Suicide has become a major source of concern for LGBT communities over the last several years. In the new 2012 National Strategy for Suicide Prevention, the Surgeon General and the National Action Alliance for Suicide Prevention highlight the disproportionately heavy impact of suicide on the LGBT population:
The prevalence of suicide attempts among gay and bisexual men is 4 times greater than among straight men. The prevalence of suicide attempts among lesbian and bisexual women is almost twice that of straight women. LGB teens and adults are almost twice as likely as heterosexuals to report a suicide attempt in the last year. 41 percent of transgender people report making a suicide attempt — a rate 25 times higher than the general population. 12 to 19 percent of LGB adults report suicide attempts, compared with less than 5 percent of all U.S. adults. 1 in 3 LGBT adolescents report suicide attempts, compared to 1 in 10 straight adolescents. Especially high rates of suicide attempts have been reported among LGBT African Americans, Latinos, Native Americans, and Asian Americans.
This version of the strategy marks a major departure from the 2001 version, which mentioned only LGB youth. Thanks to the work of the LGBT Task Force that forms part of the National Action Alliance, the new strategy notes that adolescence isn’t the only time that suicide can affect LGBT people. In fact, LGBT people may struggle with suicidal despair and suicide attempts at different points in their lives.
The reasons that suicide is a lifelong concern for many LGBT people are complex. In particular, the strategy reflects growing understandings of how “minority stress” arising from discrimination and prejudice against minority sexual orientation and gender identity contributes to concerns about LGBT suicide. Drivers of LGBT minority stress include:
Family rejection and social isolation. Bullying, violence, and harassment. Providers refusing to offer respectful mental and behavioral health care services to LGBT people. Laws and public policies denying LGBT people benefits and protections provided to others. Media messages encouraging suicide contagion by portraying suicide as a normal response to anti-LGBT bullying or other experiences of discrimination.
These social dynamics frequently give rise to mental health concerns such as low self-esteem, depression, and anxiety, all of which are well-known red flags for heightened suicide risk.
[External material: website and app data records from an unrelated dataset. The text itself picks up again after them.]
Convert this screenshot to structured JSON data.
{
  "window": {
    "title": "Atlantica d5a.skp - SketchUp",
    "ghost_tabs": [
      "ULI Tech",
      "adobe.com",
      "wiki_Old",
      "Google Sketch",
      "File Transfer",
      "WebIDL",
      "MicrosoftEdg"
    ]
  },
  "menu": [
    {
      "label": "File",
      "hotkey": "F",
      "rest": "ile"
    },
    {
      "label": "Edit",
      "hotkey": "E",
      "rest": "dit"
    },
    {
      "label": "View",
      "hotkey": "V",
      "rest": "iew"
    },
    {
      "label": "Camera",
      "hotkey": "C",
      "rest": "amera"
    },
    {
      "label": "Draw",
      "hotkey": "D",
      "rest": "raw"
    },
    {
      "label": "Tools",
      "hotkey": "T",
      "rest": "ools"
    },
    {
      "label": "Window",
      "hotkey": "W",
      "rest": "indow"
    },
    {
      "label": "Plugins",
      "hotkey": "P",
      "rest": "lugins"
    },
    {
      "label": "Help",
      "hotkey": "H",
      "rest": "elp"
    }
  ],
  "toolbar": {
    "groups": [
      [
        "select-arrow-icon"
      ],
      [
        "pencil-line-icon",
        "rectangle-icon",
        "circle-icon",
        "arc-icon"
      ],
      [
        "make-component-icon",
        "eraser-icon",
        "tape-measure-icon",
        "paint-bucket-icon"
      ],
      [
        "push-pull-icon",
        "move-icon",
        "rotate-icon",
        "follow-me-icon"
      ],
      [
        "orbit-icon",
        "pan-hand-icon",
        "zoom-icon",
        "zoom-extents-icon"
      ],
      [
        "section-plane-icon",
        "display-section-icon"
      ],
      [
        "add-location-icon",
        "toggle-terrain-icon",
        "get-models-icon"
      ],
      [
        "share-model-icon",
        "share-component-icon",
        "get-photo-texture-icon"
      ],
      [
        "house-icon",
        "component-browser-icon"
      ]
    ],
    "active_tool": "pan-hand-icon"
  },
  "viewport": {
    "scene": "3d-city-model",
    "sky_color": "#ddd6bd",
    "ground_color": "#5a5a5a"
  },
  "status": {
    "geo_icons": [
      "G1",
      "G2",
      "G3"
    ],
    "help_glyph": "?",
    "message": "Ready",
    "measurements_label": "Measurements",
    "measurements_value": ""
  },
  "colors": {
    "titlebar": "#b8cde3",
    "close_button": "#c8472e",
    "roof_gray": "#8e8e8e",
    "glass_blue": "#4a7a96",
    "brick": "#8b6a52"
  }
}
Recent research shows that gay men and lesbians living in the 16 states that passed anti-gay marriage laws between 2001 and 2005 experienced a 42 percent increase in anxiety disorders, a 37 percent increase in mood disorders, including depression, and a 248 percent increase in alcoholism. And the Trevor Project’s youth LGBT suicide hotline reports that over 70 percent of calls come from states that tend to be more socially conservative.
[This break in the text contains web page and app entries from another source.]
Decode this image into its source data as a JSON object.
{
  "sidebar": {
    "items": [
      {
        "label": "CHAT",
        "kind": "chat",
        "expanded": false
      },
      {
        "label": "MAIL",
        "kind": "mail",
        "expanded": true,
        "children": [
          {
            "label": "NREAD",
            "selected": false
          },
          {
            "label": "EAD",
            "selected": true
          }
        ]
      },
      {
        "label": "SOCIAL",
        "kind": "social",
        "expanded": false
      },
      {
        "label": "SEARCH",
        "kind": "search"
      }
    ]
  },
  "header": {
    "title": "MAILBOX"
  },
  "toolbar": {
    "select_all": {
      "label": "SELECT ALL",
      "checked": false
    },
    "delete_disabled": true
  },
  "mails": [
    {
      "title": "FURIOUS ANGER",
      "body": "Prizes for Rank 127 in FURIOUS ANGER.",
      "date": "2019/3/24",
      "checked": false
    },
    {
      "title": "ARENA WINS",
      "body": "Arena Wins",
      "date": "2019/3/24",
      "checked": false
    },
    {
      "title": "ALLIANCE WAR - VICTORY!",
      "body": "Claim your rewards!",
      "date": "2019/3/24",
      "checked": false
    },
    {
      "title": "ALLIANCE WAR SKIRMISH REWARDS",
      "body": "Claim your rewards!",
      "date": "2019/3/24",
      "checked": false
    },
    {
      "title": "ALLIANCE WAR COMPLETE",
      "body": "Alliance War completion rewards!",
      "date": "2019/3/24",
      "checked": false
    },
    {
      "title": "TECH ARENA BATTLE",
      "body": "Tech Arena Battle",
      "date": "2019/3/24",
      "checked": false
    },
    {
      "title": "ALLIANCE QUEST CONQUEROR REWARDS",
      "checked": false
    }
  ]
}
The strategy recognizes several protective factors and interventions that can mitigate the risk of suicide for LGBT people, including:
Promoting family acceptance and understanding among diverse families of how their views on LGBT identities can affect their children’s well-being. Fostering supportive LGBT community networks and a sense of safety. Disseminating positive messages regarding minority sexual orientation and gender identity. Expanding access to LGBT-affirming and culturally competent mental and behavioral health services. Enacting laws and policies that extend legal protections and promote acceptance of LGBT people at work, at school, and in society at large. Deepening collaboration between suicide prevention and LGBT organizations. Reducing suicide contagion by promoting responsible media coverage of suicide deaths.
Another major factor in saving LGBT lives is building a more robust evidence base about LGBT suicide. Right now, it is impossible to say how many of the 33,000 people who die of suicide every year in the U.S. are LGBT, because the U.S. death certificate, the National Violent Death Reporting System (NVDRS), and most nationwide health surveys do not collect information on sexual orientation or gender identity.
As a result, little attention has been paid to suicide risk among the LGBT population, and it is impossible to assess whether LGBT suicide prevention interventions are truly effective. This lack of data also hinders efforts to better understand the experiences of specific groups of LGBT people, including LGBT youth and elders, transgender people, and LGBT people of color, who may be at increased risk because of the multiple burdens of discrimination they bear.
The new National Strategy for Suicide Prevention is a great step forward in recognition of the toll suicide takes on LGBT communities. And it emphasizes the most important step that remains to be taken. Fundamentally, showing LGBT people that they count in the struggle against suicide will require substantial increases in data collection and research on mental health, discrimination, suicide, and resilience among LGBT communities.